### Problem description
Each line of the data below containing "Arménie" needs to be listed.
Top of Data for the task
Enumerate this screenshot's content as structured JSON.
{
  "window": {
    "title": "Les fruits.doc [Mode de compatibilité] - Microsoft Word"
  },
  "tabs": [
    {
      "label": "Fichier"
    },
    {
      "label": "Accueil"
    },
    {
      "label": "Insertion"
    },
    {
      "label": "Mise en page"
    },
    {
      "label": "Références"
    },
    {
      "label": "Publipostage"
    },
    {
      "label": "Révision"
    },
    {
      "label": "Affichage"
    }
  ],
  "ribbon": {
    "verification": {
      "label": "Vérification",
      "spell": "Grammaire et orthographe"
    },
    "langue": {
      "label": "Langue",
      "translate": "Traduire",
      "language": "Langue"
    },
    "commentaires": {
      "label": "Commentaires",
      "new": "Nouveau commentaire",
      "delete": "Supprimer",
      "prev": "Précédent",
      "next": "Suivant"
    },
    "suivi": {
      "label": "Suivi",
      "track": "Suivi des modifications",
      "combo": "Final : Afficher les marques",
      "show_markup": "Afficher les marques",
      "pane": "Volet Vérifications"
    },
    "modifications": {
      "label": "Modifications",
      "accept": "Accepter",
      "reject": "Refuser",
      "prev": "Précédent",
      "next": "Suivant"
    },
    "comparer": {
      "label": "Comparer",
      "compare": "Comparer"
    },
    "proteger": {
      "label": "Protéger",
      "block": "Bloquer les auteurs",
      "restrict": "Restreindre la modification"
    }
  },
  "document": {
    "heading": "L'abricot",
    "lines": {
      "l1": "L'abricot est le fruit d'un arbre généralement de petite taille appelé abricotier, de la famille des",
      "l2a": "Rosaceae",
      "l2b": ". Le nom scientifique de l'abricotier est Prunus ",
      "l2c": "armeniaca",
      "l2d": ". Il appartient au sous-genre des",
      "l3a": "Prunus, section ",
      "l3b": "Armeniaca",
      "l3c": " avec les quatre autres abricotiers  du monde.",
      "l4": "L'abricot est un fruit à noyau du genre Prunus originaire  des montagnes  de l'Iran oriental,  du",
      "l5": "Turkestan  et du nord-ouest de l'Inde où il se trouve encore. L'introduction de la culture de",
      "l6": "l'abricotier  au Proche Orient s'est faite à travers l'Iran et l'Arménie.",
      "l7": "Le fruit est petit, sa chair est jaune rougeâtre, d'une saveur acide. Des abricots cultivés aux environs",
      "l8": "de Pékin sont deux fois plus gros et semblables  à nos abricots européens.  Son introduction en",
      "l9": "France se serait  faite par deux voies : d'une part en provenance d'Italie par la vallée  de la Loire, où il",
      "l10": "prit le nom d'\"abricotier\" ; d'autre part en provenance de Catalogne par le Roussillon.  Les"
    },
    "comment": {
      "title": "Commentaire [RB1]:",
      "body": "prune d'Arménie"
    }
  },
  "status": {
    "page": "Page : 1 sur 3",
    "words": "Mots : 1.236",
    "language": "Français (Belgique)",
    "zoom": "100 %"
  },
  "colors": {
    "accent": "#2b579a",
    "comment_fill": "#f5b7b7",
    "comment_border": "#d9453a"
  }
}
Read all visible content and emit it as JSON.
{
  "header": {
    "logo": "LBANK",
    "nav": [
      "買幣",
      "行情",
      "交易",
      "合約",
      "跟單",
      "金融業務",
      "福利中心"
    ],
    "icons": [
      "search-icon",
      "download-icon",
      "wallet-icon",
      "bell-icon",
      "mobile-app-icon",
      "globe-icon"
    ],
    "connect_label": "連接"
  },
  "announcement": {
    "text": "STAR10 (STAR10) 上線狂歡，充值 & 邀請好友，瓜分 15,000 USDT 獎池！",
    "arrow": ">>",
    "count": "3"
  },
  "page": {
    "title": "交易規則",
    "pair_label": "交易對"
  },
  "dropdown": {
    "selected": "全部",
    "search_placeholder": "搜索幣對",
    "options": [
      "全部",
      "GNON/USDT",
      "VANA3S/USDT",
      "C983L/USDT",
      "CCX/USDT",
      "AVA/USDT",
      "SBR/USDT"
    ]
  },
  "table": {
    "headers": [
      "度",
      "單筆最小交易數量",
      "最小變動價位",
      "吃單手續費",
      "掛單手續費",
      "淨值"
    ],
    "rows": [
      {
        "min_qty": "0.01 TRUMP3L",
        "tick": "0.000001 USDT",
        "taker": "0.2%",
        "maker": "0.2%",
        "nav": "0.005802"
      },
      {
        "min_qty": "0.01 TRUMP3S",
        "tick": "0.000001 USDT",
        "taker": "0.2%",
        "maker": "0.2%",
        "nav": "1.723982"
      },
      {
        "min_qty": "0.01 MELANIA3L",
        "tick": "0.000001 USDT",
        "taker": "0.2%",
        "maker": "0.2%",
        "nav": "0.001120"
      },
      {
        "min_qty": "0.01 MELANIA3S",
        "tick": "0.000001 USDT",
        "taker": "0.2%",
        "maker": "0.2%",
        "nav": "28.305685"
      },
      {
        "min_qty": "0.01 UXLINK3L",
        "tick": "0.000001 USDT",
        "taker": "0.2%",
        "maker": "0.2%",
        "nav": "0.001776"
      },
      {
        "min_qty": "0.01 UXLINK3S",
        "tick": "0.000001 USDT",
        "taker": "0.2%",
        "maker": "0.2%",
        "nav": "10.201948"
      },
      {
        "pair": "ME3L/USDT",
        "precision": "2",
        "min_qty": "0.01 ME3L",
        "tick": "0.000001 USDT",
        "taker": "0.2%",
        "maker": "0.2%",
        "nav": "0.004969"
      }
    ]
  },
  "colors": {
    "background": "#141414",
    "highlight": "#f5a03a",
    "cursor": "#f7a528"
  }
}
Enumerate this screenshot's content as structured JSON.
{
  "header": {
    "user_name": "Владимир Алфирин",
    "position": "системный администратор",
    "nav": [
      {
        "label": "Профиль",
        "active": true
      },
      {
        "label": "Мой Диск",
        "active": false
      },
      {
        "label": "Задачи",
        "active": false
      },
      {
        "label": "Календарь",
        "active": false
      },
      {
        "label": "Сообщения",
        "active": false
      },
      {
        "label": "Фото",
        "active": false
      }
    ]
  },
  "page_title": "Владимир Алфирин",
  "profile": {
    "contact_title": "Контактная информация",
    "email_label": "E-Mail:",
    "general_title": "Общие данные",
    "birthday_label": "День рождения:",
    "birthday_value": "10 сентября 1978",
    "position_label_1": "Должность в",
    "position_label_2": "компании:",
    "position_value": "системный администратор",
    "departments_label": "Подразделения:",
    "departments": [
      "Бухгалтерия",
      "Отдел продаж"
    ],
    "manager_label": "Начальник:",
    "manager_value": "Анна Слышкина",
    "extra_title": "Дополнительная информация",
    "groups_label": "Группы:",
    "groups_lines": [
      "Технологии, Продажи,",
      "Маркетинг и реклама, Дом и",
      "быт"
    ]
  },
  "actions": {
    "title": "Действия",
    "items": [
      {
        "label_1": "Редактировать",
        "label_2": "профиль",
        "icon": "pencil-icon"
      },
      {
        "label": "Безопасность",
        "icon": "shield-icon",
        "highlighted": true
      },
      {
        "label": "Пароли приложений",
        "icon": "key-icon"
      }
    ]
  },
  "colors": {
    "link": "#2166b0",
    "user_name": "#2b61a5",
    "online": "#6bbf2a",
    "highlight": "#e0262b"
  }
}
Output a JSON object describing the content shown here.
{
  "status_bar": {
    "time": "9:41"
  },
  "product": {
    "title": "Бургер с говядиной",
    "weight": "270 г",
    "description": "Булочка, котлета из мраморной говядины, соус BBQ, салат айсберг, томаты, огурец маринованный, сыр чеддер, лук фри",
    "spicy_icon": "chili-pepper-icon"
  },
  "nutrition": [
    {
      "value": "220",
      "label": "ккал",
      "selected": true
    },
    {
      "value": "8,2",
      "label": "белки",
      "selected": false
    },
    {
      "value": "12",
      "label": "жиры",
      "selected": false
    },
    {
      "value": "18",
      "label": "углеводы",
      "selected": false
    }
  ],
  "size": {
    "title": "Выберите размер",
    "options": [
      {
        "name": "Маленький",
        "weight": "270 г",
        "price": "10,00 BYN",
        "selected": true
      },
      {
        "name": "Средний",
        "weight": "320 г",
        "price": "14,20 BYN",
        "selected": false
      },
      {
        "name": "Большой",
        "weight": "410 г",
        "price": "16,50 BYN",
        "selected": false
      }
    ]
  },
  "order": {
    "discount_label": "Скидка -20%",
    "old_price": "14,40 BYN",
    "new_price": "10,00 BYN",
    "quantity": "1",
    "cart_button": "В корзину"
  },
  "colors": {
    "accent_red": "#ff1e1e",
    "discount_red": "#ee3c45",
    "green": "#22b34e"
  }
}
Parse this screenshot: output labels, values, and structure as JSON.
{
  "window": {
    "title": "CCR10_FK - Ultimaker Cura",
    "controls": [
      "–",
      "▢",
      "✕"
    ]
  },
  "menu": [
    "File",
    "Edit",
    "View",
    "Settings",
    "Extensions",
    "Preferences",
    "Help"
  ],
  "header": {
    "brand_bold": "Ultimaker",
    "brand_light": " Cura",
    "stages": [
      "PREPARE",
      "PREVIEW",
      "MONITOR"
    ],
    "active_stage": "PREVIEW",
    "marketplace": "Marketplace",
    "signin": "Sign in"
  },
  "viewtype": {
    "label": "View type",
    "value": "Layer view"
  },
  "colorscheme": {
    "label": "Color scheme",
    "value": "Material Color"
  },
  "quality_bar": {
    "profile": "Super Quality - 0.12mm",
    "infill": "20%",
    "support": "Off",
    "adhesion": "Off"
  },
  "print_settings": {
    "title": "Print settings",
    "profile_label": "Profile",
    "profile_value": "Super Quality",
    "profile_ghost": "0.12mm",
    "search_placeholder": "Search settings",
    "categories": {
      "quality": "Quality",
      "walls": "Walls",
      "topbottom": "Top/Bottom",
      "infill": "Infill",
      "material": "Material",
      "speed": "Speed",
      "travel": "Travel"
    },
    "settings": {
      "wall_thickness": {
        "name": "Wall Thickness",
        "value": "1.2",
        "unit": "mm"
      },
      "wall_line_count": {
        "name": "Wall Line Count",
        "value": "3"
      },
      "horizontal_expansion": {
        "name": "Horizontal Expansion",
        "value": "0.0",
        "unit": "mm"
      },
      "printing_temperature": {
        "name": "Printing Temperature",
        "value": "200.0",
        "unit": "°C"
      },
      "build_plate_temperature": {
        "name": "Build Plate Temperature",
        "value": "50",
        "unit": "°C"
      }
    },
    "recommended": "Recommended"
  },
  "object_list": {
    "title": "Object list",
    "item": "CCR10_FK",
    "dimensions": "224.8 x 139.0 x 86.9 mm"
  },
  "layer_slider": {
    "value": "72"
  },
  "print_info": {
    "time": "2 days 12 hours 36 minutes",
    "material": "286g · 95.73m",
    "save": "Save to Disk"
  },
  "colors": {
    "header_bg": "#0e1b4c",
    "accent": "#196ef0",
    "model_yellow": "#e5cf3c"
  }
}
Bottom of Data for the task
### Solution
      "l6": "l'abricotier  au Proche Orient s'est faite à travers l'Iran et l'Arménie.",
      "body": "prune d'Arménie"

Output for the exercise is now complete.